Extra Magic Hours are a special perk reserved only for select on-property and partner hotel guests at the Walt Disney World resort. They allow guests to enter some parks earlier in the morning than all other guests, or stay later at night. Often, these hours mean shorter lines for popular attractions.
Once Disney World reopens in mid-July 2020, however, Extra Magic Hours will be no longer for awhile. This removes one of the more important benefits of staying on-property, so some guests may choose to stay off-site to save money and get more spacious accommodations.
7. Parades, shows, and fireworks won’t return just yet.
Large gatherings within the theme parks simply aren’t possible in these early stages of re-opening. So that means that Disney World won’t be able to offer its usual parades, stage shows, or fireworks and night time spectaculars.
8. Character appearances will be from afar.
One of the favorite activities for many Disney guests is character meet and greets. Snapping a photo with a beloved character or getting an autograph is part of the Disney magic. The need for distancing, however, makes traditional character meet and greets impossible for now.
But that doesn’t mean characters will disappear in Orlando for the time being. As we saw from Shanghai Disneyland’s re-opening, Disney is prepared to bring out the characters into the parks, but they’ll be strategically separated from guest interactions. Hopefully, Disney might bring a few more obscure favorites back for an appearance to make the revised experience special in its own way.
9. Not all on-property hotels will be open.
The details on this last change are most definitely the sketchiest so far, but it seems very likely that Disney will not open all of its hotels to regular guests right away. Savvy guests in recent days noticed that they were blocked from making reservations at hotels like Coronado Springs, which is rumored as a potential host hotel for the NBA should it choose to resume its season in an Orlando bubble.
We already know that all Disney Vacation Club Resort properties will be reopening as of June 22, based upon Disney’s updates so far. As for the other hotels, the news has been vague and changing. While I’m speculating now, I’d anticipate hotels that are located on transportation like the monorail or the Skyliner and that don’t rely exclusively on crowded buses may make the most sense for reopening.
But for now, we’ll have to wait for the official word from Disney.

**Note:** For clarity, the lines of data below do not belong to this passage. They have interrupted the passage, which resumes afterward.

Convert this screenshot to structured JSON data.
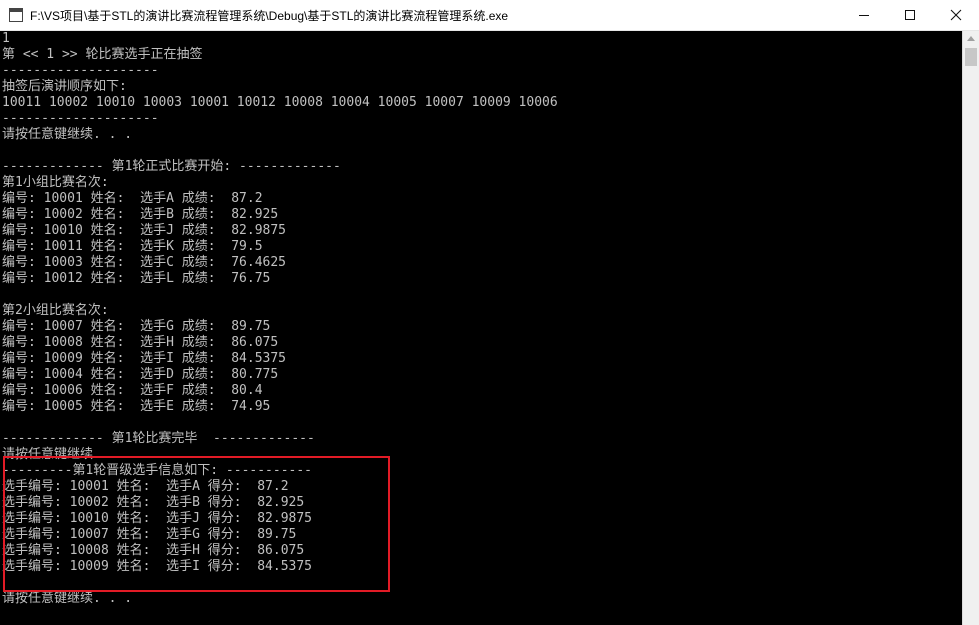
{
  "window": {
    "title": "F:\\VS项目\\基于STL的演讲比赛流程管理系统\\Debug\\基于STL的演讲比赛流程管理系统.exe"
  },
  "titlebar_buttons": {
    "minimize": "minimize-icon",
    "maximize": "maximize-icon",
    "close": "close-icon"
  },
  "console": {
    "lines": [
      "1",
      "第 << 1 >> 轮比赛选手正在抽签",
      "--------------------",
      "抽签后演讲顺序如下:",
      "10011 10002 10010 10003 10001 10012 10008 10004 10005 10007 10009 10006",
      "--------------------",
      "请按任意键继续. . .",
      "",
      "------------- 第1轮正式比赛开始: -------------",
      "第1小组比赛名次:",
      "编号: 10001 姓名:  选手A 成绩:  87.2",
      "编号: 10002 姓名:  选手B 成绩:  82.925",
      "编号: 10010 姓名:  选手J 成绩:  82.9875",
      "编号: 10011 姓名:  选手K 成绩:  79.5",
      "编号: 10003 姓名:  选手C 成绩:  76.4625",
      "编号: 10012 姓名:  选手L 成绩:  76.75",
      "",
      "第2小组比赛名次:",
      "编号: 10007 姓名:  选手G 成绩:  89.75",
      "编号: 10008 姓名:  选手H 成绩:  86.075",
      "编号: 10009 姓名:  选手I 成绩:  84.5375",
      "编号: 10004 姓名:  选手D 成绩:  80.775",
      "编号: 10006 姓名:  选手F 成绩:  80.4",
      "编号: 10005 姓名:  选手E 成绩:  74.95",
      "",
      "------------- 第1轮比赛完毕  -------------",
      "请按任意键继续. . .",
      "---------第1轮晋级选手信息如下: -----------",
      "选手编号: 10001 姓名:  选手A 得分:  87.2",
      "选手编号: 10002 姓名:  选手B 得分:  82.925",
      "选手编号: 10010 姓名:  选手J 得分:  82.9875",
      "选手编号: 10007 姓名:  选手G 得分:  89.75",
      "选手编号: 10008 姓名:  选手H 得分:  86.075",
      "选手编号: 10009 姓名:  选手I 得分:  84.5375",
      "",
      "请按任意键继续. . ."
    ]
  },
  "colors": {
    "console_background": "#000000",
    "console_text": "#c0c0c0",
    "highlight_border": "#e21b26",
    "titlebar_background": "#ffffff"
  }
}
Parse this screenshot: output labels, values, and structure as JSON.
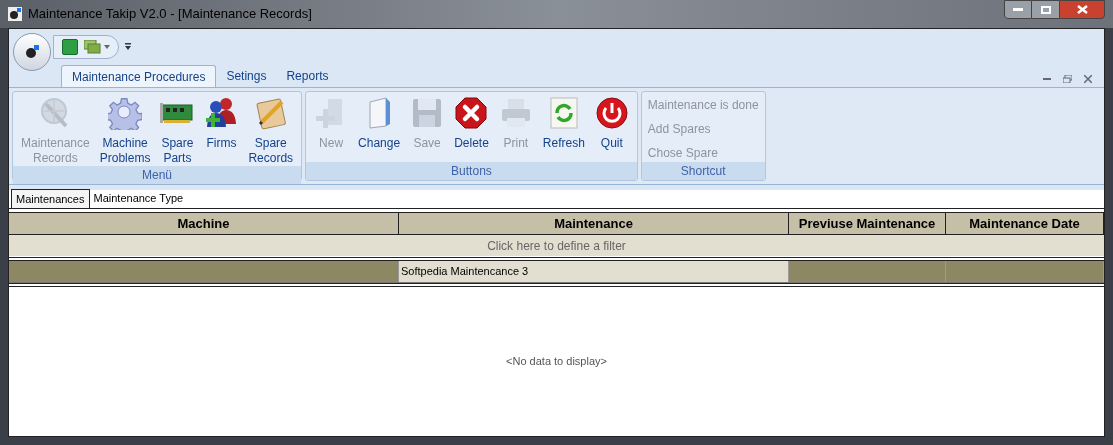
{
  "window": {
    "title": "Maintenance Takip V2.0 - [Maintenance Records]"
  },
  "ribbon_tabs": [
    {
      "label": "Maintenance Procedures",
      "selected": true
    },
    {
      "label": "Setings",
      "selected": false
    },
    {
      "label": "Reports",
      "selected": false
    }
  ],
  "ribbon_groups": [
    {
      "title": "Menü",
      "kind": "large",
      "buttons": [
        {
          "label": "Maintenance Records",
          "disabled": true
        },
        {
          "label": "Machine Problems",
          "disabled": false
        },
        {
          "label": "Spare Parts",
          "disabled": false
        },
        {
          "label": "Firms",
          "disabled": false
        },
        {
          "label": "Spare Records",
          "disabled": false
        }
      ]
    },
    {
      "title": "Buttons",
      "kind": "large",
      "buttons": [
        {
          "label": "New",
          "disabled": true
        },
        {
          "label": "Change",
          "disabled": false
        },
        {
          "label": "Save",
          "disabled": true
        },
        {
          "label": "Delete",
          "disabled": false
        },
        {
          "label": "Print",
          "disabled": true
        },
        {
          "label": "Refresh",
          "disabled": false
        },
        {
          "label": "Quit",
          "disabled": false
        }
      ]
    },
    {
      "title": "Shortcut",
      "kind": "small",
      "buttons": [
        {
          "label": "Maintenance is done",
          "disabled": true
        },
        {
          "label": "Add Spares",
          "disabled": true
        },
        {
          "label": "Chose Spare",
          "disabled": true
        }
      ]
    }
  ],
  "document_tabs": [
    {
      "label": "Maintenances",
      "selected": true
    },
    {
      "label": "Maintenance Type",
      "selected": false
    }
  ],
  "table": {
    "columns": [
      "Machine",
      "Maintenance",
      "Previuse Maintenance",
      "Maintenance Date"
    ],
    "filter_row": "Click here to define a filter",
    "rows": [
      {
        "cells": [
          {
            "text": "",
            "focused": false
          },
          {
            "text": "Softpedia Maintencance 3",
            "focused": true
          },
          {
            "text": "",
            "focused": false
          },
          {
            "text": "",
            "focused": false
          }
        ]
      }
    ],
    "empty_text": "<No data to display>"
  }
}
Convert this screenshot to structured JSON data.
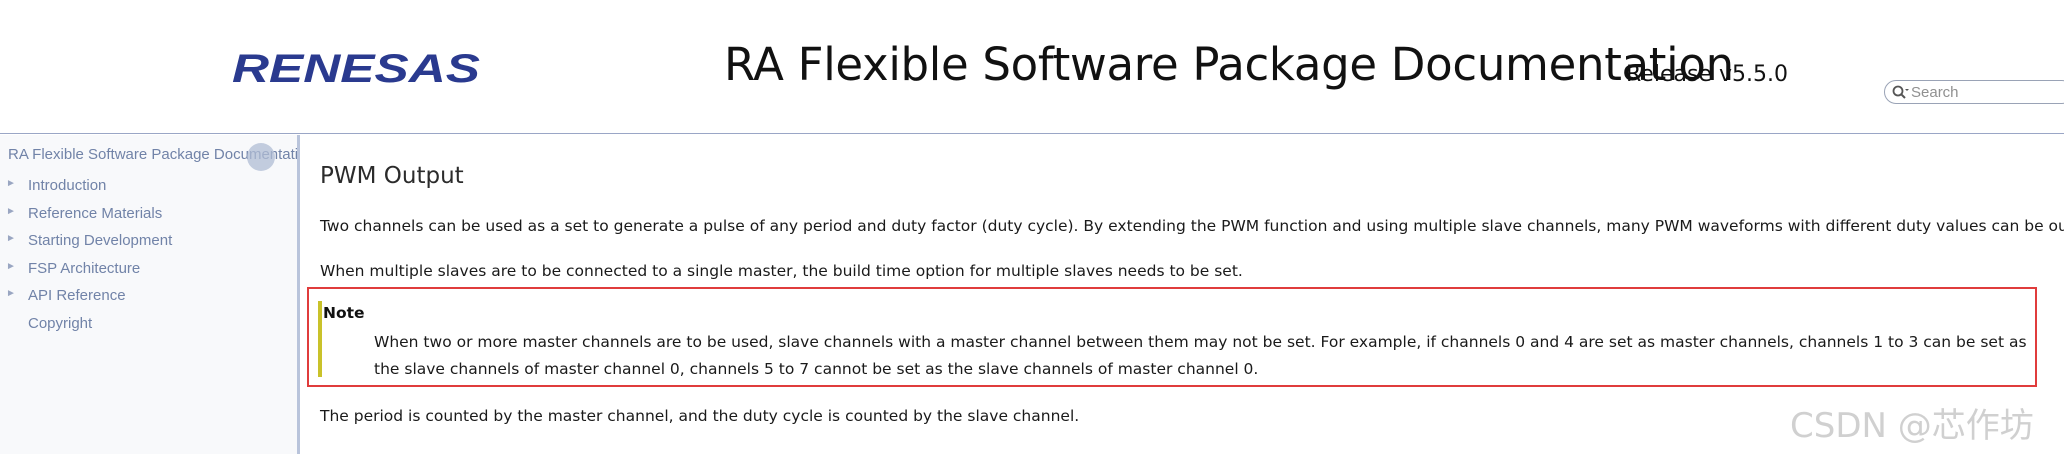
{
  "header": {
    "logo_text": "RENESAS",
    "project_title": "RA Flexible Software Package Documentation",
    "project_number": "Release v5.5.0",
    "search": {
      "placeholder": "Search",
      "value": "",
      "icon": "search-icon"
    },
    "colors": {
      "logo": "#2a3a8f"
    }
  },
  "sidebar": {
    "root_label": "RA Flexible Software Package Documentation",
    "sync_icon": "sync-button",
    "items": [
      {
        "label": "Introduction",
        "has_arrow": true
      },
      {
        "label": "Reference Materials",
        "has_arrow": true
      },
      {
        "label": "Starting Development",
        "has_arrow": true
      },
      {
        "label": "FSP Architecture",
        "has_arrow": true
      },
      {
        "label": "API Reference",
        "has_arrow": true
      },
      {
        "label": "Copyright",
        "has_arrow": false
      }
    ],
    "arrow_glyph": "►",
    "colors": {
      "text": "#7183a8",
      "background": "#f8f9fb"
    }
  },
  "content": {
    "title": "PWM Output",
    "paragraph_1": "Two channels can be used as a set to generate a pulse of any period and duty factor (duty cycle). By extending the PWM function and using multiple slave channels, many PWM waveforms with different duty values can be output.",
    "paragraph_2": "When multiple slaves are to be connected to a single master, the build time option for multiple slaves needs to be set.",
    "note": {
      "title": "Note",
      "text": "When two or more master channels are to be used, slave channels with a master channel between them may not be set. For example, if channels 0 and 4 are set as master channels, channels 1 to 3 can be set as the slave channels of master channel 0, channels 5 to 7 cannot be set as the slave channels of master channel 0.",
      "colors": {
        "highlight_border": "#e03c3c",
        "bar": "#c9c22a"
      }
    },
    "paragraph_3": "The period is counted by the master channel, and the duty cycle is counted by the slave channel."
  },
  "watermark": "CSDN @芯作坊"
}
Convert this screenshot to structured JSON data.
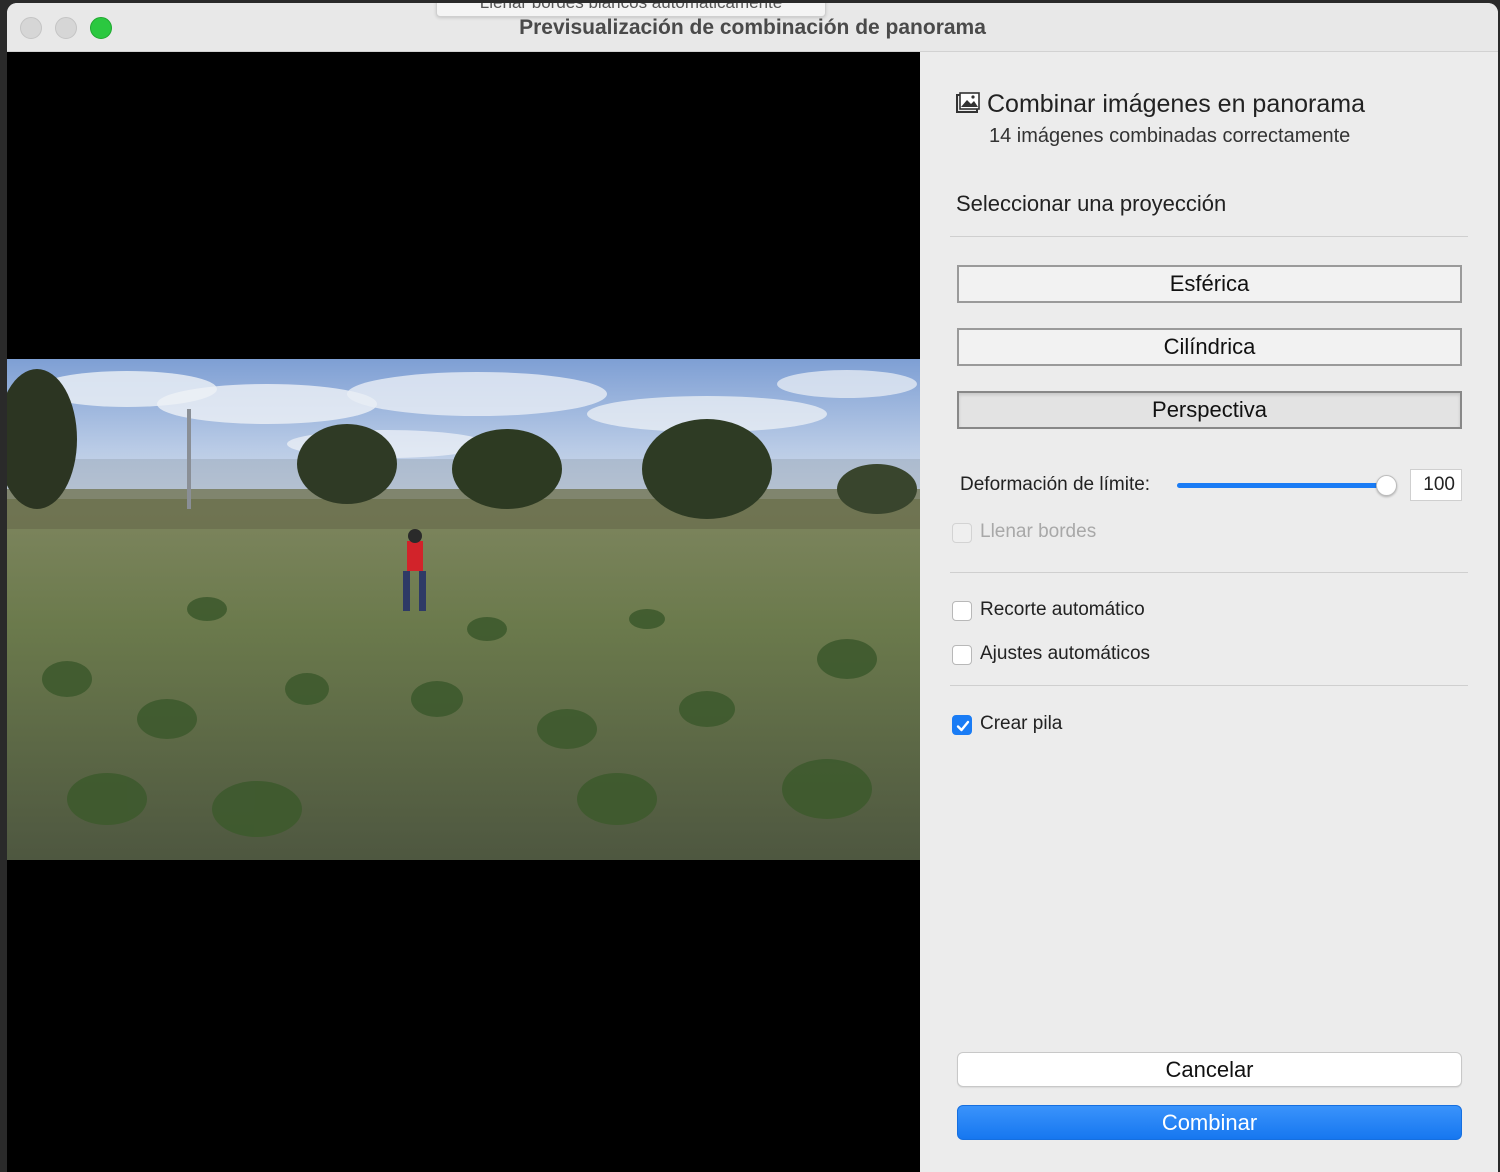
{
  "window": {
    "title": "Previsualización de combinación de panorama",
    "tooltip": "Llenar bordes blancos automáticamente"
  },
  "panel": {
    "icon": "panorama-photo-icon",
    "heading": "Combinar imágenes en panorama",
    "subheading": "14 imágenes combinadas correctamente",
    "projection_label": "Seleccionar una proyección",
    "projections": [
      {
        "label": "Esférica",
        "active": false
      },
      {
        "label": "Cilíndrica",
        "active": false
      },
      {
        "label": "Perspectiva",
        "active": true
      }
    ],
    "boundary_warp": {
      "label": "Deformación de límite:",
      "value": "100",
      "fraction": 0.95
    },
    "options": {
      "fill_edges": {
        "label": "Llenar bordes",
        "checked": false,
        "disabled": true
      },
      "auto_crop": {
        "label": "Recorte automático",
        "checked": false
      },
      "auto_settings": {
        "label": "Ajustes automáticos",
        "checked": false
      },
      "create_stack": {
        "label": "Crear pila",
        "checked": true
      }
    },
    "cancel_label": "Cancelar",
    "combine_label": "Combinar"
  },
  "colors": {
    "accent": "#1a7cf5",
    "zoom_green": "#2bc840"
  }
}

If you already have a hotel reservation for the rest of this year, I’d recommend you not get too attached to it. It’s very possible Disney may shuffle guests around just as it has done in wiping out previous dining and Fastpass+ reservations.
Important Lessons & Predictions for Disneyland
Being a West Coaster myself, I travel more regularly to Disneyland than to Disney World. And like a lot of Disneyland fans, I’ve been watching Walt Disney World in large part to plan for the potential reopening of Disneyland.
California is moving more slowly, and Disneyland’s opening will likely come later. But it’s certainly interesting to see that a lot of the changes Walt Disney World is making are to make the operations function a bit more like the default system at Disneyland. Perhaps the changes won’t seem as drastic to West Coasters!
The one lesson and take away for now is that if you don’t have a reservation yet for Disneyland and think you may want to go in 2020, make a reservation now. Once a Disneyland opening date is announced, Disney may well pause future reservations just like it has done at Disney World. This site’s travel agency partner Get Away Today is still taking Disneyland reservations, offers discounted park tickets, and has the highly flexible Peace of Mind plan to give you trip protection during these uncertain times. The company took care of all its guests and then some when Disneyland first announced its closure. (If you are booking a vacation package with a least 2 tickets and 2 nights of hotel with Get Away Today, use the code TYKES10 for an additional $10 off!)
So what do you think of all of these Disney World changes? I’d love to know whether you are planning to go in 2020. If you are waiting until certain of these changes are rolled back first, share what is most important to you!